# Work order:
Lines from the listing below that contain the string "Media" are to be reported.

BEGIN Record set

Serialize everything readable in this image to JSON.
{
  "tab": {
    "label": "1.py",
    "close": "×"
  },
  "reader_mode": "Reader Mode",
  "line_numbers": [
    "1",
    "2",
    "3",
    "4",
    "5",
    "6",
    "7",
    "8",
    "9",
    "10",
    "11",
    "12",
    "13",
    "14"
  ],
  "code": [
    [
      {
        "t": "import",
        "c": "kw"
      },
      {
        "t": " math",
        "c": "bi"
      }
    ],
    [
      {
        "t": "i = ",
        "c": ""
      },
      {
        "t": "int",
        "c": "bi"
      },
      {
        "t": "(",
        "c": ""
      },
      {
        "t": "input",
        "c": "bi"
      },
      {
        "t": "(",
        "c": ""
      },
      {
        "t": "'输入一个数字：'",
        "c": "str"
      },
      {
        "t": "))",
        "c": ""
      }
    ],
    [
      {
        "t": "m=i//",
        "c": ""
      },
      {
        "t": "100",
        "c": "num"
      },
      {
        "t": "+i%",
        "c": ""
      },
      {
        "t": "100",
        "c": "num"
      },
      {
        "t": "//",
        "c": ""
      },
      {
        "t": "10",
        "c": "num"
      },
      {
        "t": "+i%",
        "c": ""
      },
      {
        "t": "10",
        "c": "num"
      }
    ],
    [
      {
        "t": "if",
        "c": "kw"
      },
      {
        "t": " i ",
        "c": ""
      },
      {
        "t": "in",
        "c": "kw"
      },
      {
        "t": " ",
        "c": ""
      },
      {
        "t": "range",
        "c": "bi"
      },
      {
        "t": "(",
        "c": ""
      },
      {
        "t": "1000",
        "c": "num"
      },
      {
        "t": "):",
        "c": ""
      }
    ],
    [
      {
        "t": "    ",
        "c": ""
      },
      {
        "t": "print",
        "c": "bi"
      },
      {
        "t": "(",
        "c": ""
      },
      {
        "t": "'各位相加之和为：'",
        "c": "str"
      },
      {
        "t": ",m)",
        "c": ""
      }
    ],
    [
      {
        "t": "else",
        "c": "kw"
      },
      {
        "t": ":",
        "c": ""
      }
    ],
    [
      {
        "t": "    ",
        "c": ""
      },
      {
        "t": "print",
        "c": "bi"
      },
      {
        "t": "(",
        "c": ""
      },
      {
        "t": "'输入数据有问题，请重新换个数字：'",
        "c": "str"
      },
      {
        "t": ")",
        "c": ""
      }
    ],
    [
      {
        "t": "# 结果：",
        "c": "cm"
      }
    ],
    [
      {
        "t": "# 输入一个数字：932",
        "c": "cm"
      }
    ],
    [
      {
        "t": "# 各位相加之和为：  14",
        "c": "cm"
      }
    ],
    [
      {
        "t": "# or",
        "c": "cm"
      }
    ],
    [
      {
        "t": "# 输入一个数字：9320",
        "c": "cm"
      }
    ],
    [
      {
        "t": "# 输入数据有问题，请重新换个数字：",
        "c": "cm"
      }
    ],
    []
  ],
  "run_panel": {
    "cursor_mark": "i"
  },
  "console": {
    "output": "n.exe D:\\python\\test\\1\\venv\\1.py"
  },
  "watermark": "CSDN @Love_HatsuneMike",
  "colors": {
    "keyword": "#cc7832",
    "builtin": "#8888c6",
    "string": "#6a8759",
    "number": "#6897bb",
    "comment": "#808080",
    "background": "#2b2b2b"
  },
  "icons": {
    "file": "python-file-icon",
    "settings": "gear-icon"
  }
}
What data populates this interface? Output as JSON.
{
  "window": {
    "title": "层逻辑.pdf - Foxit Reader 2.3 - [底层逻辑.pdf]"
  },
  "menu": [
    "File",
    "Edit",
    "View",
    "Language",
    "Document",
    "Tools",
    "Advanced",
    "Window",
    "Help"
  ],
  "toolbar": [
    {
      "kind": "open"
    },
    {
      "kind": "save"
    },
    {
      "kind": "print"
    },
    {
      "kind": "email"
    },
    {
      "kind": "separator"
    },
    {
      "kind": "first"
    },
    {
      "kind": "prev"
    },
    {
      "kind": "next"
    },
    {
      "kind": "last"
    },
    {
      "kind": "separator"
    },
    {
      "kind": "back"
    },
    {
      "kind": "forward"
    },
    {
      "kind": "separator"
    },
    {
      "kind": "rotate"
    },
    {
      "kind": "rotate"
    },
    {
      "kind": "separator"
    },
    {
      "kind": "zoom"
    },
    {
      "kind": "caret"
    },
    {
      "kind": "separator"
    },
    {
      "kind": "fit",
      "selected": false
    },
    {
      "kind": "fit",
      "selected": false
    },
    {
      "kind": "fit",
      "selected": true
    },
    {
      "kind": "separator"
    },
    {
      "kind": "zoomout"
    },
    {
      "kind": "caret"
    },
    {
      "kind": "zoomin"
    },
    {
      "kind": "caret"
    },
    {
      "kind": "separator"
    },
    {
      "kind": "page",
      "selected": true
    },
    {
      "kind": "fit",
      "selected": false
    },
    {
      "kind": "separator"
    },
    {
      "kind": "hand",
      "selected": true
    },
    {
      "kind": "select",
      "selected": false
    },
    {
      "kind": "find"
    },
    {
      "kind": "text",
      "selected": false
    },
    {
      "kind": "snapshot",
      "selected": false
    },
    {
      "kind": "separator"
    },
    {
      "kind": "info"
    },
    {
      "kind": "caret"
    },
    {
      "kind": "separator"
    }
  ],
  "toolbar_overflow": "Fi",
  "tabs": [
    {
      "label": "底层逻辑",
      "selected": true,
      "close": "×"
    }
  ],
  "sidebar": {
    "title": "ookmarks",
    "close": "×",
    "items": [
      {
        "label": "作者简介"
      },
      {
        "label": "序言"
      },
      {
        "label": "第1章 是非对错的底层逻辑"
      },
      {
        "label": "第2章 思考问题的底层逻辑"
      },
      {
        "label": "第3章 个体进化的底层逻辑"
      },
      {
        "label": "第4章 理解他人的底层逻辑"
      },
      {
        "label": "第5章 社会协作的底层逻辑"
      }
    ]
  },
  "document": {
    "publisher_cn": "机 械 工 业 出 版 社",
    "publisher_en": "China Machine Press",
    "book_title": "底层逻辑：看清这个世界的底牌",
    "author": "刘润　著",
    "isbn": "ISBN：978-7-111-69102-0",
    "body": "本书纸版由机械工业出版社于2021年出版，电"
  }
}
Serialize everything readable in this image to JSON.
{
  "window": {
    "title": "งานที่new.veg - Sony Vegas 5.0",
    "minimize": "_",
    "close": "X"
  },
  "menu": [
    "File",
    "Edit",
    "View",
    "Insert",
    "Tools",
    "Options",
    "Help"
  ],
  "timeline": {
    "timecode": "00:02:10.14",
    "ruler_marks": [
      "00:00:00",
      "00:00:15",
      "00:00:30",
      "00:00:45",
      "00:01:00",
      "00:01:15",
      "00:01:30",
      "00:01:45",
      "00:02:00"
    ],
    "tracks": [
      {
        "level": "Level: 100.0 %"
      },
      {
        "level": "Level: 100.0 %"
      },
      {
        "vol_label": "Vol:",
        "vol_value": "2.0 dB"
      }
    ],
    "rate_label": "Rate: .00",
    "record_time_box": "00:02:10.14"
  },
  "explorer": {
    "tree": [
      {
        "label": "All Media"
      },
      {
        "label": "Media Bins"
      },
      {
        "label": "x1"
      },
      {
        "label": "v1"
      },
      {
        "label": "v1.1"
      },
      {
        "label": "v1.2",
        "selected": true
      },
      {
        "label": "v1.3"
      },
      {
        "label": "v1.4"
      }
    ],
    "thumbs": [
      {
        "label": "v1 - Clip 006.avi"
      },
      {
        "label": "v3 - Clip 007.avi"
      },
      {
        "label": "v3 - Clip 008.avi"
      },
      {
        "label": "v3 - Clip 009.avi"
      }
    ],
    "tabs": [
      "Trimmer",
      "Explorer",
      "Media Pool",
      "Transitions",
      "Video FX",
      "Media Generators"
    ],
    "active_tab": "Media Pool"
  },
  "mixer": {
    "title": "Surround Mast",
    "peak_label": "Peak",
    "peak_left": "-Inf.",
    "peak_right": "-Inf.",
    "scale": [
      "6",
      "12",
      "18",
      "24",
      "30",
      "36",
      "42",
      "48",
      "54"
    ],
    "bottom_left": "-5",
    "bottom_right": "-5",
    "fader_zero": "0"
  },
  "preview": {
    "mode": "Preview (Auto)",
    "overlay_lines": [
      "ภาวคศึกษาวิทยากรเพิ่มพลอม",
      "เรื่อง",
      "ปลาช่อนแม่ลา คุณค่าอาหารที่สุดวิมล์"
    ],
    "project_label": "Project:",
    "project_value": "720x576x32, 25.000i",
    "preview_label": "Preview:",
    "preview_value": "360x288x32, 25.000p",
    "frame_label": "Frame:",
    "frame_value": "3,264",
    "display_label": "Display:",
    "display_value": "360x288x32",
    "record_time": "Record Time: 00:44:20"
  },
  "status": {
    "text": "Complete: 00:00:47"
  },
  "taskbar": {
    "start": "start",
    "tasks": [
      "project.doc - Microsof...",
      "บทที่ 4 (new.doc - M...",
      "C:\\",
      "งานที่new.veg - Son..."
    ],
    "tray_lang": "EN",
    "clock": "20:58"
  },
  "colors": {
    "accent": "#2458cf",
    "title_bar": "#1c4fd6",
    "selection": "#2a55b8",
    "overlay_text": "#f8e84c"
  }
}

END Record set

# Reply to the exercise:
        "label": "All Media"
        "label": "Media Bins"
      "Media Pool",
      "Media Generators"
    "active_tab": "Media Pool"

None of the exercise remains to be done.